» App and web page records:
● ● ● ●

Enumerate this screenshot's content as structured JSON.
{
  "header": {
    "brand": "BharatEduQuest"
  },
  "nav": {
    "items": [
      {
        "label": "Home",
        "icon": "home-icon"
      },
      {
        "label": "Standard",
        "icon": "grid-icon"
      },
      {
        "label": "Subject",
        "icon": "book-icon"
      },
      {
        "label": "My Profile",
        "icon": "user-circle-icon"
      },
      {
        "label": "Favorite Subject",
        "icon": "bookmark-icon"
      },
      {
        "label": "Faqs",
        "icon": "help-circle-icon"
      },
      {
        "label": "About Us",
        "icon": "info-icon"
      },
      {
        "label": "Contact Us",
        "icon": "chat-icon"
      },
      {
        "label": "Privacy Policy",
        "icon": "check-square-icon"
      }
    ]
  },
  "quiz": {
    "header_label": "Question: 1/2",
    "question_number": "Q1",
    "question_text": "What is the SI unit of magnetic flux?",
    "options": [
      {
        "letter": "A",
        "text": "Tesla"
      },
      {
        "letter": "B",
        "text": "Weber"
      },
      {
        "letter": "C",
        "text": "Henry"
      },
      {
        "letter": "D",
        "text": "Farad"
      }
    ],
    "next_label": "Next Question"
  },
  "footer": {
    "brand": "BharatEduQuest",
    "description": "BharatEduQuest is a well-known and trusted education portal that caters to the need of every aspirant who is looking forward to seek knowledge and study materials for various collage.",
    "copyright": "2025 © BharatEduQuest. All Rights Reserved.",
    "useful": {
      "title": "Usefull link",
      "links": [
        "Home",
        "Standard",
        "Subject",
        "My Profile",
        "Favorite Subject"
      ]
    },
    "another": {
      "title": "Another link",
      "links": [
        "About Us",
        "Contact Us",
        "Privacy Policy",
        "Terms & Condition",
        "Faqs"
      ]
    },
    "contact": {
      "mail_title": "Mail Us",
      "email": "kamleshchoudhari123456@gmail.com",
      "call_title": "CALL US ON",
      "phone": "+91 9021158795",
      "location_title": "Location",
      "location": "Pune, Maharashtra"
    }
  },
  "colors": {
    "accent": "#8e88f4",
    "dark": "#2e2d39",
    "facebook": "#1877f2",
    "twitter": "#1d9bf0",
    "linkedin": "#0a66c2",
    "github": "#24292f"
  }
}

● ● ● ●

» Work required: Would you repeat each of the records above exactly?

» Output for this exercise:
Enumerate this screenshot's content as structured JSON.
{
  "header": {
    "brand": "BharatEduQuest"
  },
  "nav": {
    "items": [
      {
        "label": "Home",
        "icon": "home-icon"
      },
      {
        "label": "Standard",
        "icon": "grid-icon"
      },
      {
        "label": "Subject",
        "icon": "book-icon"
      },
      {
        "label": "My Profile",
        "icon": "user-circle-icon"
      },
      {
        "label": "Favorite Subject",
        "icon": "bookmark-icon"
      },
      {
        "label": "Faqs",
        "icon": "help-circle-icon"
      },
      {
        "label": "About Us",
        "icon": "info-icon"
      },
      {
        "label": "Contact Us",
        "icon": "chat-icon"
      },
      {
        "label": "Privacy Policy",
        "icon": "check-square-icon"
      }
    ]
  },
  "quiz": {
    "header_label": "Question: 1/2",
    "question_number": "Q1",
    "question_text": "What is the SI unit of magnetic flux?",
    "options": [
      {
        "letter": "A",
        "text": "Tesla"
      },
      {
        "letter": "B",
        "text": "Weber"
      },
      {
        "letter": "C",
        "text": "Henry"
      },
      {
        "letter": "D",
        "text": "Farad"
      }
    ],
    "next_label": "Next Question"
  },
  "footer": {
    "brand": "BharatEduQuest",
    "description": "BharatEduQuest is a well-known and trusted education portal that caters to the need of every aspirant who is looking forward to seek knowledge and study materials for various collage.",
    "copyright": "2025 © BharatEduQuest. All Rights Reserved.",
    "useful": {
      "title": "Usefull link",
      "links": [
        "Home",
        "Standard",
        "Subject",
        "My Profile",
        "Favorite Subject"
      ]
    },
    "another": {
      "title": "Another link",
      "links": [
        "About Us",
        "Contact Us",
        "Privacy Policy",
        "Terms & Condition",
        "Faqs"
      ]
    },
    "contact": {
      "mail_title": "Mail Us",
      "email": "kamleshchoudhari123456@gmail.com",
      "call_title": "CALL US ON",
      "phone": "+91 9021158795",
      "location_title": "Location",
      "location": "Pune, Maharashtra"
    }
  },
  "colors": {
    "accent": "#8e88f4",
    "dark": "#2e2d39",
    "facebook": "#1877f2",
    "twitter": "#1d9bf0",
    "linkedin": "#0a66c2",
    "github": "#24292f"
  }
}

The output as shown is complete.